Privet and willow

I’ve been experimenting with a new lens for my Canon R7 body, the RF 100-400. The problem with the “professional” Canon lenses is that they start at around £2,000 and go up to about £22,000! Not something I can either afford or justify for my hobby. The much cheaper 100-400mm zoom gives me something approaching the focal range of my trusty Sigma, but is native to the newish Canon RF mount system and therefore works better with the autofocus: Well that’s what the reviews say, but I have to work on my understanding of the camera and my photography technique to get the best out of this setup I think!

I was pleased with this photo of a wood pigeon today using the new lens

However one advantage is the better minimum focus distance of this lens, which means that I can use it to try to take sharper photos of flowers and moths, something which I’m experimenting with this week. Monday’s photo of the female pale tussock moth was one of my first moth attempts with this setup. So far this year Brenda and I have mostly been doing the flower and moth photos using our smartphone cameras: Less than ideal!

Today she had a privet hawk-moth in the trap and so I tried a few photos of it on the lawn, as hawk-moths don’t immediately fly off when they are taken out of a moth pot.

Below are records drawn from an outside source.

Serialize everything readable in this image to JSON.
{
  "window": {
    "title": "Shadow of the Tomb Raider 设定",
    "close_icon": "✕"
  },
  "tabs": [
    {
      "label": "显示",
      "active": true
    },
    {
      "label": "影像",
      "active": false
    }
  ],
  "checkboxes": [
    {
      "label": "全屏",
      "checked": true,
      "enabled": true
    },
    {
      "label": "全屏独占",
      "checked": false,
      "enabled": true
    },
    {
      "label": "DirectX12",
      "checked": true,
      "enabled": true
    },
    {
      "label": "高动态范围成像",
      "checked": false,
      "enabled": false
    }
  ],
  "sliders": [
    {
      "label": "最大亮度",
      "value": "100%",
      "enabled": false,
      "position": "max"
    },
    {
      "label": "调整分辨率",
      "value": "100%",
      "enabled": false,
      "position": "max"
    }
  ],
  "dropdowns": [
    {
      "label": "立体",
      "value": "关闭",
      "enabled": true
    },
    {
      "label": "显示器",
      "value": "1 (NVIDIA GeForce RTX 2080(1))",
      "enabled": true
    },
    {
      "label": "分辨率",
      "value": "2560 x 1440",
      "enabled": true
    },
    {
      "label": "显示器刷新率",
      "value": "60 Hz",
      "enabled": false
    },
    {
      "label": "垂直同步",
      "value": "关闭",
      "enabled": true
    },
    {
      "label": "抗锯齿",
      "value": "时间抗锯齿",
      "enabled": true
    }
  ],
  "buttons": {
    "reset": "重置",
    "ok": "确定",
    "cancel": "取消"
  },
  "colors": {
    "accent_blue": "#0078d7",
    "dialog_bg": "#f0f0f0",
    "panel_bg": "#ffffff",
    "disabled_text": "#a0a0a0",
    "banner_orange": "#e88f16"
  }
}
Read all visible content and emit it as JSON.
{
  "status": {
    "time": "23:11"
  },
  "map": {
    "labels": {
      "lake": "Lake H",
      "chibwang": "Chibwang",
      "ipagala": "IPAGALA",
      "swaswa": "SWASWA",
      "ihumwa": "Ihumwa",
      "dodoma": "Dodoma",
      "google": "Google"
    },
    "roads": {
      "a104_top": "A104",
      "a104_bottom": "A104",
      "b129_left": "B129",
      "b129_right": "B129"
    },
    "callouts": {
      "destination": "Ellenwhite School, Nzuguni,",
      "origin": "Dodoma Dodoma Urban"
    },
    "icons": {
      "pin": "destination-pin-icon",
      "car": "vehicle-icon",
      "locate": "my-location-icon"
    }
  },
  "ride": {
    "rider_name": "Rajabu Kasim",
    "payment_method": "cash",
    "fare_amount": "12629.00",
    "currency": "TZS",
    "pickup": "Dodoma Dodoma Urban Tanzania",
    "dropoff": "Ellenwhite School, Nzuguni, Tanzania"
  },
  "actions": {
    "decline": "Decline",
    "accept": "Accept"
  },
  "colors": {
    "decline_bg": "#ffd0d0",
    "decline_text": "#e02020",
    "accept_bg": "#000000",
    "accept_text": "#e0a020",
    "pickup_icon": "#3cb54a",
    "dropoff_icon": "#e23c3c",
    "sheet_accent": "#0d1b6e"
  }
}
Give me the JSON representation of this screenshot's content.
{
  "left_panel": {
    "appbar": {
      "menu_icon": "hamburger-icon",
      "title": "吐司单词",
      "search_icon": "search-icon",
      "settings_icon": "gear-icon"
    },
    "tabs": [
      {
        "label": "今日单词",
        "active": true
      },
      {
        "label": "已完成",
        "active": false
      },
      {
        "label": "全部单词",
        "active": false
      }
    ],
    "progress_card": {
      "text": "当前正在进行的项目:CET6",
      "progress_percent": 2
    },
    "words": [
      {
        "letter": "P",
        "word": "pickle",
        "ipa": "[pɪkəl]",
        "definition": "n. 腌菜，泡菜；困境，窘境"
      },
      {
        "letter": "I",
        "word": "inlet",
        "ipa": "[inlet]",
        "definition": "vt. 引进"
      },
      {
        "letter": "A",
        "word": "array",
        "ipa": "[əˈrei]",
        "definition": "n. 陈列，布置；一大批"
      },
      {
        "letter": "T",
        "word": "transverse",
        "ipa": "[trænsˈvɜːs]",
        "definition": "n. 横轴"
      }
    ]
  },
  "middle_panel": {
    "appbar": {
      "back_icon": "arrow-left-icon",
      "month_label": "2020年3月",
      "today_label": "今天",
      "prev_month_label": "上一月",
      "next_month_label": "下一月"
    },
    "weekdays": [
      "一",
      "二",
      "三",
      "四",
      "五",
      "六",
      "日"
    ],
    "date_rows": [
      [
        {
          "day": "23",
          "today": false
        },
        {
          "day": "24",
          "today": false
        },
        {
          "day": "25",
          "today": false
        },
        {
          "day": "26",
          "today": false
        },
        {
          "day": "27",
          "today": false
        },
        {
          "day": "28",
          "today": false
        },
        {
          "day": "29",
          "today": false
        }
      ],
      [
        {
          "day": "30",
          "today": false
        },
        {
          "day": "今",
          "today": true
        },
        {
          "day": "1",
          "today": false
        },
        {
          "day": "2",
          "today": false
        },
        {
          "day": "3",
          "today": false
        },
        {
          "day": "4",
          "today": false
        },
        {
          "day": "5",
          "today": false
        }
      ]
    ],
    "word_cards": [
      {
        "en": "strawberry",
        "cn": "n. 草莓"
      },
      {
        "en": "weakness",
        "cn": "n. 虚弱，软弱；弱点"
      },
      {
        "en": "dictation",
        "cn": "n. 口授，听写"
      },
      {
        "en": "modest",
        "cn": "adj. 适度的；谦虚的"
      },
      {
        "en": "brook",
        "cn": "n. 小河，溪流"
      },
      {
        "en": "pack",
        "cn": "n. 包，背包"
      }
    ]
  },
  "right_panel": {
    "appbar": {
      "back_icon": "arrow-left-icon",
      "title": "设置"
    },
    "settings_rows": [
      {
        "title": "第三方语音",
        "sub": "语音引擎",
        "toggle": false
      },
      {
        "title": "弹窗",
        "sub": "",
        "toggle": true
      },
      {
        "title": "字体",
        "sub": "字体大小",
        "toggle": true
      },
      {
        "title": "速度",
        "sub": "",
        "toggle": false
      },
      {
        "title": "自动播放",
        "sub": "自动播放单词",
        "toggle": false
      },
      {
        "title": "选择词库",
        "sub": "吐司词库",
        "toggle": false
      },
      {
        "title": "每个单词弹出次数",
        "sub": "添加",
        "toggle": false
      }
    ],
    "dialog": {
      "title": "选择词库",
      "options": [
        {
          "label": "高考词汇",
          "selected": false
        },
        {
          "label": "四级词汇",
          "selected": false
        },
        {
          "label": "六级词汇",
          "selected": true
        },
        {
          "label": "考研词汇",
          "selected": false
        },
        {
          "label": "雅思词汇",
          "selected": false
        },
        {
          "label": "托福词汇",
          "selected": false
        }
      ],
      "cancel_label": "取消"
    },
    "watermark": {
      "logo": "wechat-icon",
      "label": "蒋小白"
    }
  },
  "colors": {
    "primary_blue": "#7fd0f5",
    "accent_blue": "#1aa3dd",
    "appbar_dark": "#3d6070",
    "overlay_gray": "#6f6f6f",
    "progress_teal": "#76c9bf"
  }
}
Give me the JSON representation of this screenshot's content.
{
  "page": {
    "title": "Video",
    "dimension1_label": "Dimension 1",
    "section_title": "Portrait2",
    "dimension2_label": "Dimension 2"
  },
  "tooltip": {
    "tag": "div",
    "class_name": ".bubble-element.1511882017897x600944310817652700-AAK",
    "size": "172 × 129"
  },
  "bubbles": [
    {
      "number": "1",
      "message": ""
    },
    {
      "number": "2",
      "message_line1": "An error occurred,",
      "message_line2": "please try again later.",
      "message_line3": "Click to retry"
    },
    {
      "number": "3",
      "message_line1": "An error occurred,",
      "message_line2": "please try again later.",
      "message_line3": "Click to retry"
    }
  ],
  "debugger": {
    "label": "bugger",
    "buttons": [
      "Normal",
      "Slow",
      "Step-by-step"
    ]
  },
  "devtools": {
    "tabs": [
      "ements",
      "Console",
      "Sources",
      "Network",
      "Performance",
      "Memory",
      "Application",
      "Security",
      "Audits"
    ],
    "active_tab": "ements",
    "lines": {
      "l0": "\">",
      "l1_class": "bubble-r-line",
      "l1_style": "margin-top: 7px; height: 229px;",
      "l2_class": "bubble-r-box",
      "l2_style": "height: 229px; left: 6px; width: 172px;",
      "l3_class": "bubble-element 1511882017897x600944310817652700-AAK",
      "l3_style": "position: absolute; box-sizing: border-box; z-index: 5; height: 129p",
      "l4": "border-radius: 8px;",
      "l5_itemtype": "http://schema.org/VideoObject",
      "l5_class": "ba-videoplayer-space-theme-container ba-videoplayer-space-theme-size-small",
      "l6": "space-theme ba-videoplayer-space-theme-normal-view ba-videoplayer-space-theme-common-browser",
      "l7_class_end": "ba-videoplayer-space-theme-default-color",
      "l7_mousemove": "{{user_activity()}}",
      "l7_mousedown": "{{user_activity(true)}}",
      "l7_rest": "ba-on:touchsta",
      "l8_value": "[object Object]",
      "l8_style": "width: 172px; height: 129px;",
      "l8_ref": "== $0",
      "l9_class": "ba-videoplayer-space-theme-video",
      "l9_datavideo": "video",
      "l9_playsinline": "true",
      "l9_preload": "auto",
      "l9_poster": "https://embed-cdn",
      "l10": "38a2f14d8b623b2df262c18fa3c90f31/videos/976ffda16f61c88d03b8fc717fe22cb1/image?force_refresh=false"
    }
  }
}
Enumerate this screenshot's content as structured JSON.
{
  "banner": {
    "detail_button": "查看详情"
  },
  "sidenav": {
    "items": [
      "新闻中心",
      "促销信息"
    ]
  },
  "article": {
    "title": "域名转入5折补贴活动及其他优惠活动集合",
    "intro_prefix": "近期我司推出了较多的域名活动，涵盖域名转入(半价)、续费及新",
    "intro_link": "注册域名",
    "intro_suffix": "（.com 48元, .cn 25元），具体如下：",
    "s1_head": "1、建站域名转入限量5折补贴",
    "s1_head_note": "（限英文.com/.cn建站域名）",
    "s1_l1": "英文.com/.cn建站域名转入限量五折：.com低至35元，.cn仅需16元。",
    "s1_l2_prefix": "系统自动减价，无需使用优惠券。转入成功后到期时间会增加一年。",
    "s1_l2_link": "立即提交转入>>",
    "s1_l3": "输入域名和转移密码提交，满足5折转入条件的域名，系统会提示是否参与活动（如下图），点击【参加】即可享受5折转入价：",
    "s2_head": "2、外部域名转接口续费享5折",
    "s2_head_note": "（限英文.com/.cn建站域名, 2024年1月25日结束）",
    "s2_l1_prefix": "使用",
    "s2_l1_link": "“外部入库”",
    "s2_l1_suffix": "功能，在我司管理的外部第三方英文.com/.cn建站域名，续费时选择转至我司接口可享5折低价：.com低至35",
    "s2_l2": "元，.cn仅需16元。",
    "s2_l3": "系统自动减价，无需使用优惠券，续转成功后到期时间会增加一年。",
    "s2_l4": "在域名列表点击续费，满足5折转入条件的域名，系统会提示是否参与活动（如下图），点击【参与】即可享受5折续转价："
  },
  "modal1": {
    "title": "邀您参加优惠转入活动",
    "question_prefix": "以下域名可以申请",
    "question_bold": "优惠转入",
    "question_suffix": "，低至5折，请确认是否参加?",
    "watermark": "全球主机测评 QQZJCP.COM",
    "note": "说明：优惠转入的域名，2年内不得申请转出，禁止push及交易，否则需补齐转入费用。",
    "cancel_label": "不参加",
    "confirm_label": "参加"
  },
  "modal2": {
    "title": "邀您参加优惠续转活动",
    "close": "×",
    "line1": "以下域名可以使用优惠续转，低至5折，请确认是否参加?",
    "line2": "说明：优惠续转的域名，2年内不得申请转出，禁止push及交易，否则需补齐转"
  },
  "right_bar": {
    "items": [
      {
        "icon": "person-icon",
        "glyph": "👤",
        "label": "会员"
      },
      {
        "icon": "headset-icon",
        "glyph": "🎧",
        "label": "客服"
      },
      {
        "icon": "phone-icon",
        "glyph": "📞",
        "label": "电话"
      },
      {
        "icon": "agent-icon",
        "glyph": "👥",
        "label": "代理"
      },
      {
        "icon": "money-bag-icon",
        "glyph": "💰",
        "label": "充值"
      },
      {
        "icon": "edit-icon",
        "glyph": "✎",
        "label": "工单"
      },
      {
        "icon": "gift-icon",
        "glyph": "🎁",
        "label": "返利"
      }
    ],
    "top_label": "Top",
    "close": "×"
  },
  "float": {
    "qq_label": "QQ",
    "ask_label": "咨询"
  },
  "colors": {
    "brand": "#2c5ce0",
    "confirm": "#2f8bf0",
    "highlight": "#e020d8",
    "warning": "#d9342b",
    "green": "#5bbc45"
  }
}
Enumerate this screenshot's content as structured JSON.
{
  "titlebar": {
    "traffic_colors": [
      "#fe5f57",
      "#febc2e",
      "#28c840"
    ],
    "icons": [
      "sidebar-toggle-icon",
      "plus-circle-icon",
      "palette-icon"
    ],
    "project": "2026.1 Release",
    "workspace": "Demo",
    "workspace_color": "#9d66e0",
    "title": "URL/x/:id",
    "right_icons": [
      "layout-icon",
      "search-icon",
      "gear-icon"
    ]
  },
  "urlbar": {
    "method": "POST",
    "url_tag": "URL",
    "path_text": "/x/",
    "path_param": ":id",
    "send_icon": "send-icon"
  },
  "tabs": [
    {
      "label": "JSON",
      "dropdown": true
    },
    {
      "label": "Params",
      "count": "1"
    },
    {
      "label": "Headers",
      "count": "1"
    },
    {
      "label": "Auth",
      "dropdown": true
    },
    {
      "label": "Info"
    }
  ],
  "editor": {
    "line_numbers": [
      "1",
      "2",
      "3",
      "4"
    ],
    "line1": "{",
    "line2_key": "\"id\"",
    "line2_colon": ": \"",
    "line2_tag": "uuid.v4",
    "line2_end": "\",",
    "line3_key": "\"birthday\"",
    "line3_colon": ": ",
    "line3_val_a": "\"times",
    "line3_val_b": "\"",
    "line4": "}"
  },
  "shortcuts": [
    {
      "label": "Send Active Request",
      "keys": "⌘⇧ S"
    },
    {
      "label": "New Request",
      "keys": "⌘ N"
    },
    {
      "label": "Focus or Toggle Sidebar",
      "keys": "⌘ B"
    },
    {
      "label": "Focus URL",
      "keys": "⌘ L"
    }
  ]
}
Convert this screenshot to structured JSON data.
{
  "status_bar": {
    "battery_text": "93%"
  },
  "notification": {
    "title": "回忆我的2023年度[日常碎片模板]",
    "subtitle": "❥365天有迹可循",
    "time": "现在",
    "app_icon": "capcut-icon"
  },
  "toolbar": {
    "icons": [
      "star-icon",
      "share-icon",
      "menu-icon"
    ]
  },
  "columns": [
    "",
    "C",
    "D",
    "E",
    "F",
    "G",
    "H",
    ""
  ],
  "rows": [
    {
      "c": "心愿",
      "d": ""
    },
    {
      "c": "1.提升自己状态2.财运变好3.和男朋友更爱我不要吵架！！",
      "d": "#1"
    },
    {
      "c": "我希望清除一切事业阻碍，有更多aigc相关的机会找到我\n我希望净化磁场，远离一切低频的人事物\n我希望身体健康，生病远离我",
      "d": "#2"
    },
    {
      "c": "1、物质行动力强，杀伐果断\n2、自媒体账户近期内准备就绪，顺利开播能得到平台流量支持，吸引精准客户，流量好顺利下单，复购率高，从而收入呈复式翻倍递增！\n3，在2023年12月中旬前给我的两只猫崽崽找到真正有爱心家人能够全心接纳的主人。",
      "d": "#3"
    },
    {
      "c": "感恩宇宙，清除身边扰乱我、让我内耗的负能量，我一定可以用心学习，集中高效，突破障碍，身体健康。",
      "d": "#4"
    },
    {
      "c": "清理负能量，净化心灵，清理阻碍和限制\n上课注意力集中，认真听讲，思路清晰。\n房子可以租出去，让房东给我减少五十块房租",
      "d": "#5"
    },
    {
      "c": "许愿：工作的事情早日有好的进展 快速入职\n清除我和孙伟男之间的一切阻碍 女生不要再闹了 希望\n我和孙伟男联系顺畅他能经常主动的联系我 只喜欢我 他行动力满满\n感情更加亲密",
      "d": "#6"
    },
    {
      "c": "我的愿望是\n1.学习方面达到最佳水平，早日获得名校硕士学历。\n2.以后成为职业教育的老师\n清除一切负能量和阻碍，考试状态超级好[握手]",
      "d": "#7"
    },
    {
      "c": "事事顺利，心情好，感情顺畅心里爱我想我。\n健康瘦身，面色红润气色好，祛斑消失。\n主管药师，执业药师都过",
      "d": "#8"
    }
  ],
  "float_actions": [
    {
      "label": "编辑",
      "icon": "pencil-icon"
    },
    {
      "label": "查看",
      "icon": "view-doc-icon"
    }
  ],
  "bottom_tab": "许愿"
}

privet hawk-moth

Brenda writes: “I was out and about today but only able to log one new flower species, purple toadflax.

In the moth trap there were three new species, two of which led me a merry dance round the kitchen. The nutmeg is a very pretty moth with a distinctive speckled texture to its markings.


The willow beauty is just lovely, but the prize today was a privet hawk-moth (see Steve’s photo above).

A willow beauty with wonderful feathered antennae

The traffic in the trap is interesting from day to day. There are some species that will be there every day for a period – at the moment heart and dart, dark arches, marbled minor, setaceous Hebrew character and turnip are among the regulars. Others are more intermittent, so after a gap there was a whitepoint and some vines rustics and yesterday there was a silver y.”

New species for June 14th:
Moths: willow beauty, nutmeg, privet hawk-moth
Flowers: purple toadflax

Birds = 200
Moths = 107
Wildflowers = 197